◆ Your objective: Write the records below out again exactly as given, with no images.

◆ Input:
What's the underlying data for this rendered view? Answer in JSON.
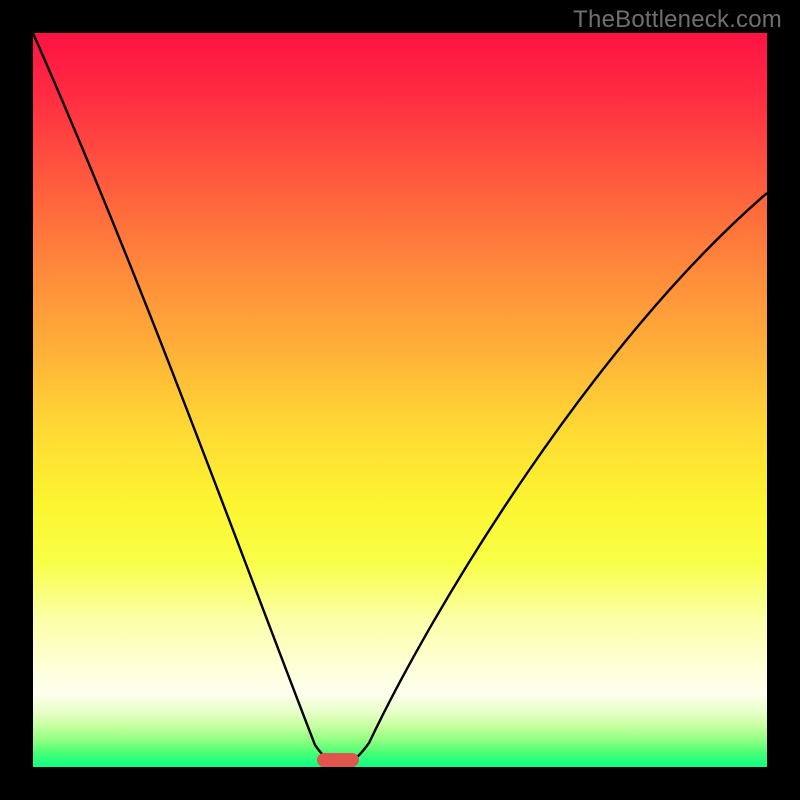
{
  "watermark": "TheBottleneck.com",
  "chart_data": {
    "type": "line",
    "title": "",
    "xlabel": "",
    "ylabel": "",
    "xlim": [
      0,
      1
    ],
    "ylim": [
      0,
      1
    ],
    "grid": false,
    "marker": {
      "x": 0.415,
      "y": 0.99
    },
    "series": [
      {
        "name": "left-curve",
        "x": [
          0.0,
          0.05,
          0.1,
          0.15,
          0.2,
          0.25,
          0.3,
          0.35,
          0.385,
          0.42
        ],
        "y": [
          0.0,
          0.19,
          0.35,
          0.49,
          0.62,
          0.73,
          0.83,
          0.91,
          0.97,
          1.0
        ]
      },
      {
        "name": "right-curve",
        "x": [
          0.42,
          0.46,
          0.52,
          0.6,
          0.7,
          0.8,
          0.9,
          1.0
        ],
        "y": [
          1.0,
          0.93,
          0.81,
          0.66,
          0.52,
          0.4,
          0.3,
          0.22
        ]
      }
    ]
  }
}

◆ Task solution:
What's the underlying data for this rendered view? Answer in JSON.
{
  "watermark": "TheBottleneck.com",
  "chart_data": {
    "type": "line",
    "title": "",
    "xlabel": "",
    "ylabel": "",
    "xlim": [
      0,
      1
    ],
    "ylim": [
      0,
      1
    ],
    "grid": false,
    "marker": {
      "x": 0.415,
      "y": 0.99
    },
    "series": [
      {
        "name": "left-curve",
        "x": [
          0.0,
          0.05,
          0.1,
          0.15,
          0.2,
          0.25,
          0.3,
          0.35,
          0.385,
          0.42
        ],
        "y": [
          0.0,
          0.19,
          0.35,
          0.49,
          0.62,
          0.73,
          0.83,
          0.91,
          0.97,
          1.0
        ]
      },
      {
        "name": "right-curve",
        "x": [
          0.42,
          0.46,
          0.52,
          0.6,
          0.7,
          0.8,
          0.9,
          1.0
        ],
        "y": [
          1.0,
          0.93,
          0.81,
          0.66,
          0.52,
          0.4,
          0.3,
          0.22
        ]
      }
    ]
  }
}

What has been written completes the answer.